*** Opening of DATA ***
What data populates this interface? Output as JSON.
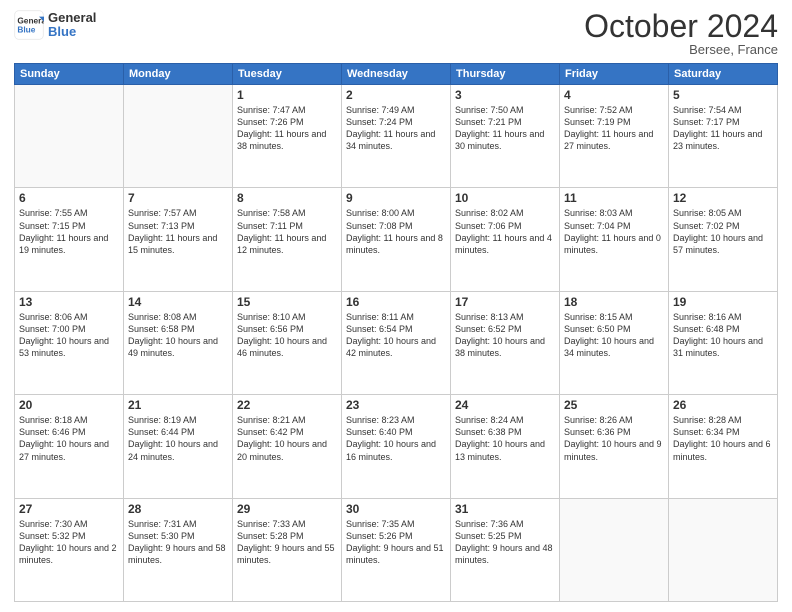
{
  "header": {
    "logo_line1": "General",
    "logo_line2": "Blue",
    "month": "October 2024",
    "location": "Bersee, France"
  },
  "weekdays": [
    "Sunday",
    "Monday",
    "Tuesday",
    "Wednesday",
    "Thursday",
    "Friday",
    "Saturday"
  ],
  "weeks": [
    [
      {
        "day": "",
        "sunrise": "",
        "sunset": "",
        "daylight": ""
      },
      {
        "day": "",
        "sunrise": "",
        "sunset": "",
        "daylight": ""
      },
      {
        "day": "1",
        "sunrise": "Sunrise: 7:47 AM",
        "sunset": "Sunset: 7:26 PM",
        "daylight": "Daylight: 11 hours and 38 minutes."
      },
      {
        "day": "2",
        "sunrise": "Sunrise: 7:49 AM",
        "sunset": "Sunset: 7:24 PM",
        "daylight": "Daylight: 11 hours and 34 minutes."
      },
      {
        "day": "3",
        "sunrise": "Sunrise: 7:50 AM",
        "sunset": "Sunset: 7:21 PM",
        "daylight": "Daylight: 11 hours and 30 minutes."
      },
      {
        "day": "4",
        "sunrise": "Sunrise: 7:52 AM",
        "sunset": "Sunset: 7:19 PM",
        "daylight": "Daylight: 11 hours and 27 minutes."
      },
      {
        "day": "5",
        "sunrise": "Sunrise: 7:54 AM",
        "sunset": "Sunset: 7:17 PM",
        "daylight": "Daylight: 11 hours and 23 minutes."
      }
    ],
    [
      {
        "day": "6",
        "sunrise": "Sunrise: 7:55 AM",
        "sunset": "Sunset: 7:15 PM",
        "daylight": "Daylight: 11 hours and 19 minutes."
      },
      {
        "day": "7",
        "sunrise": "Sunrise: 7:57 AM",
        "sunset": "Sunset: 7:13 PM",
        "daylight": "Daylight: 11 hours and 15 minutes."
      },
      {
        "day": "8",
        "sunrise": "Sunrise: 7:58 AM",
        "sunset": "Sunset: 7:11 PM",
        "daylight": "Daylight: 11 hours and 12 minutes."
      },
      {
        "day": "9",
        "sunrise": "Sunrise: 8:00 AM",
        "sunset": "Sunset: 7:08 PM",
        "daylight": "Daylight: 11 hours and 8 minutes."
      },
      {
        "day": "10",
        "sunrise": "Sunrise: 8:02 AM",
        "sunset": "Sunset: 7:06 PM",
        "daylight": "Daylight: 11 hours and 4 minutes."
      },
      {
        "day": "11",
        "sunrise": "Sunrise: 8:03 AM",
        "sunset": "Sunset: 7:04 PM",
        "daylight": "Daylight: 11 hours and 0 minutes."
      },
      {
        "day": "12",
        "sunrise": "Sunrise: 8:05 AM",
        "sunset": "Sunset: 7:02 PM",
        "daylight": "Daylight: 10 hours and 57 minutes."
      }
    ],
    [
      {
        "day": "13",
        "sunrise": "Sunrise: 8:06 AM",
        "sunset": "Sunset: 7:00 PM",
        "daylight": "Daylight: 10 hours and 53 minutes."
      },
      {
        "day": "14",
        "sunrise": "Sunrise: 8:08 AM",
        "sunset": "Sunset: 6:58 PM",
        "daylight": "Daylight: 10 hours and 49 minutes."
      },
      {
        "day": "15",
        "sunrise": "Sunrise: 8:10 AM",
        "sunset": "Sunset: 6:56 PM",
        "daylight": "Daylight: 10 hours and 46 minutes."
      },
      {
        "day": "16",
        "sunrise": "Sunrise: 8:11 AM",
        "sunset": "Sunset: 6:54 PM",
        "daylight": "Daylight: 10 hours and 42 minutes."
      },
      {
        "day": "17",
        "sunrise": "Sunrise: 8:13 AM",
        "sunset": "Sunset: 6:52 PM",
        "daylight": "Daylight: 10 hours and 38 minutes."
      },
      {
        "day": "18",
        "sunrise": "Sunrise: 8:15 AM",
        "sunset": "Sunset: 6:50 PM",
        "daylight": "Daylight: 10 hours and 34 minutes."
      },
      {
        "day": "19",
        "sunrise": "Sunrise: 8:16 AM",
        "sunset": "Sunset: 6:48 PM",
        "daylight": "Daylight: 10 hours and 31 minutes."
      }
    ],
    [
      {
        "day": "20",
        "sunrise": "Sunrise: 8:18 AM",
        "sunset": "Sunset: 6:46 PM",
        "daylight": "Daylight: 10 hours and 27 minutes."
      },
      {
        "day": "21",
        "sunrise": "Sunrise: 8:19 AM",
        "sunset": "Sunset: 6:44 PM",
        "daylight": "Daylight: 10 hours and 24 minutes."
      },
      {
        "day": "22",
        "sunrise": "Sunrise: 8:21 AM",
        "sunset": "Sunset: 6:42 PM",
        "daylight": "Daylight: 10 hours and 20 minutes."
      },
      {
        "day": "23",
        "sunrise": "Sunrise: 8:23 AM",
        "sunset": "Sunset: 6:40 PM",
        "daylight": "Daylight: 10 hours and 16 minutes."
      },
      {
        "day": "24",
        "sunrise": "Sunrise: 8:24 AM",
        "sunset": "Sunset: 6:38 PM",
        "daylight": "Daylight: 10 hours and 13 minutes."
      },
      {
        "day": "25",
        "sunrise": "Sunrise: 8:26 AM",
        "sunset": "Sunset: 6:36 PM",
        "daylight": "Daylight: 10 hours and 9 minutes."
      },
      {
        "day": "26",
        "sunrise": "Sunrise: 8:28 AM",
        "sunset": "Sunset: 6:34 PM",
        "daylight": "Daylight: 10 hours and 6 minutes."
      }
    ],
    [
      {
        "day": "27",
        "sunrise": "Sunrise: 7:30 AM",
        "sunset": "Sunset: 5:32 PM",
        "daylight": "Daylight: 10 hours and 2 minutes."
      },
      {
        "day": "28",
        "sunrise": "Sunrise: 7:31 AM",
        "sunset": "Sunset: 5:30 PM",
        "daylight": "Daylight: 9 hours and 58 minutes."
      },
      {
        "day": "29",
        "sunrise": "Sunrise: 7:33 AM",
        "sunset": "Sunset: 5:28 PM",
        "daylight": "Daylight: 9 hours and 55 minutes."
      },
      {
        "day": "30",
        "sunrise": "Sunrise: 7:35 AM",
        "sunset": "Sunset: 5:26 PM",
        "daylight": "Daylight: 9 hours and 51 minutes."
      },
      {
        "day": "31",
        "sunrise": "Sunrise: 7:36 AM",
        "sunset": "Sunset: 5:25 PM",
        "daylight": "Daylight: 9 hours and 48 minutes."
      },
      {
        "day": "",
        "sunrise": "",
        "sunset": "",
        "daylight": ""
      },
      {
        "day": "",
        "sunrise": "",
        "sunset": "",
        "daylight": ""
      }
    ]
  ]
}
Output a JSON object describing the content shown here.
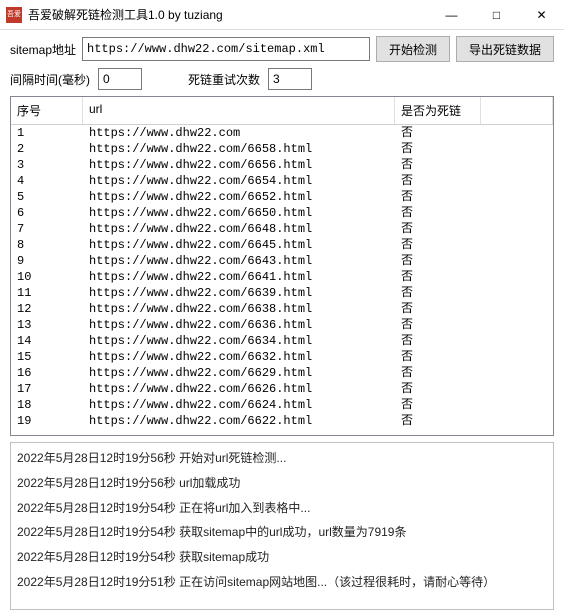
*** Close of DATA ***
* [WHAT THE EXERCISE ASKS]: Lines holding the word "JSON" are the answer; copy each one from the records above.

* [RESPONSE TO THE TASK]:
What data populates this interface? Output as JSON.
Output a JSON object describing the content shown here.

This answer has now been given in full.